diffuses aggression and anger. Goel and Dolan scanned the brains of subjects
listening to jokes. They found that semantic jokes that play on the meaning of
words, such as "What do engineers use for birth control? "their
personalities" activate the posterior temporal lobe. Puns that play on the
sounds of words such as: "Why did the golfer wear two sets of pants - he
got a hole in one," activate the left inferior prefrontal cortex and insula.
Quiet or inward responses to jokes activated the median ventral prefrontal
The sense of wonder and awe probably should be linked to curiosity and
gratitude. A force in us connects us with the world, interests us in how the
world is and what it does. We pause and feel awe when confronted with the giant
forces of nature - a great wind, a thunderstorm, large waves breaking on a rocky
beach. Often fear is the initial response that dissolves into awe when the
danger is too great to be resisted or when we find shelter from the storm, pause
Wonder emerges in the spaces when we stop being robotic, busy getting things
and doing things. Humans attempt to re-create and contain the experiences of
wonder and awe. We find large caves that echo, frighten and inspire and then
build these caves out of stone and concrete. Religious buildings and ceremonies
are often designed to recreate, invoke and imitate natural wonders. Music and
movies simulate awe-inspiring experience in the comfort and safety of a theater
or the living room at home.

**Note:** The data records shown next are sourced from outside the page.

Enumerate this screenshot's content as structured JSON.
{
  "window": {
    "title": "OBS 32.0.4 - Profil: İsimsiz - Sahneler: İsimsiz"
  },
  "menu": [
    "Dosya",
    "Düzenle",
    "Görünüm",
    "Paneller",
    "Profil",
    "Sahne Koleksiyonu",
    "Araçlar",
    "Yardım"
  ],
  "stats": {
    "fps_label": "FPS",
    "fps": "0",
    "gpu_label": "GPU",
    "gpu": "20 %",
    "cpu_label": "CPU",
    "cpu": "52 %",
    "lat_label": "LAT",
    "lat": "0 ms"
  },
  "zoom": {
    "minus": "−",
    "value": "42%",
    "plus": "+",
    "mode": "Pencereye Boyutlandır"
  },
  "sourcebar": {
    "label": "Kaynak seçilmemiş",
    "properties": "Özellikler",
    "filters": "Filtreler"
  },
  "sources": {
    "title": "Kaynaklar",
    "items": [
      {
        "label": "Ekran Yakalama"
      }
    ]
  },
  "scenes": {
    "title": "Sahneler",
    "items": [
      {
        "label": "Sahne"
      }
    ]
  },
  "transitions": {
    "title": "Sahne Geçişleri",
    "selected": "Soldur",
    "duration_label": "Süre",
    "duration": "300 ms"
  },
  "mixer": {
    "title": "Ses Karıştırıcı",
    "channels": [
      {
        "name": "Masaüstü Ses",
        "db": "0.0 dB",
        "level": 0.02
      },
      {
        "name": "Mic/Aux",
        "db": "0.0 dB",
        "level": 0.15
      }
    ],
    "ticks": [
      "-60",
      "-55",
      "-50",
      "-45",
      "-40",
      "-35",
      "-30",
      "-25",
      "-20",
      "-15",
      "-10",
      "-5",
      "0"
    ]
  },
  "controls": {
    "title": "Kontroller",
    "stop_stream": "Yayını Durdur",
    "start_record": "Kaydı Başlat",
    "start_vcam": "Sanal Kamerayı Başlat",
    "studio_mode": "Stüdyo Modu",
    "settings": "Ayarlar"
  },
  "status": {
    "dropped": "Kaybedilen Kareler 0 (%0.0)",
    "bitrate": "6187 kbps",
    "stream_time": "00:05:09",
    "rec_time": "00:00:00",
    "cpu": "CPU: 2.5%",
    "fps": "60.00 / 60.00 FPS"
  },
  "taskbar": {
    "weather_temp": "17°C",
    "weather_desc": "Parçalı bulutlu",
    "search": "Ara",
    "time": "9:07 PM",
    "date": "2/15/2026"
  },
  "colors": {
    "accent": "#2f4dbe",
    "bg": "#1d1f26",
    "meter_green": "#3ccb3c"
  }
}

See Goel, V. & Dolan, R. J. The functional anatomy of humor: segregating
cognitive and affective components. Nature Neuroscience 4, 237 - 238 (2001).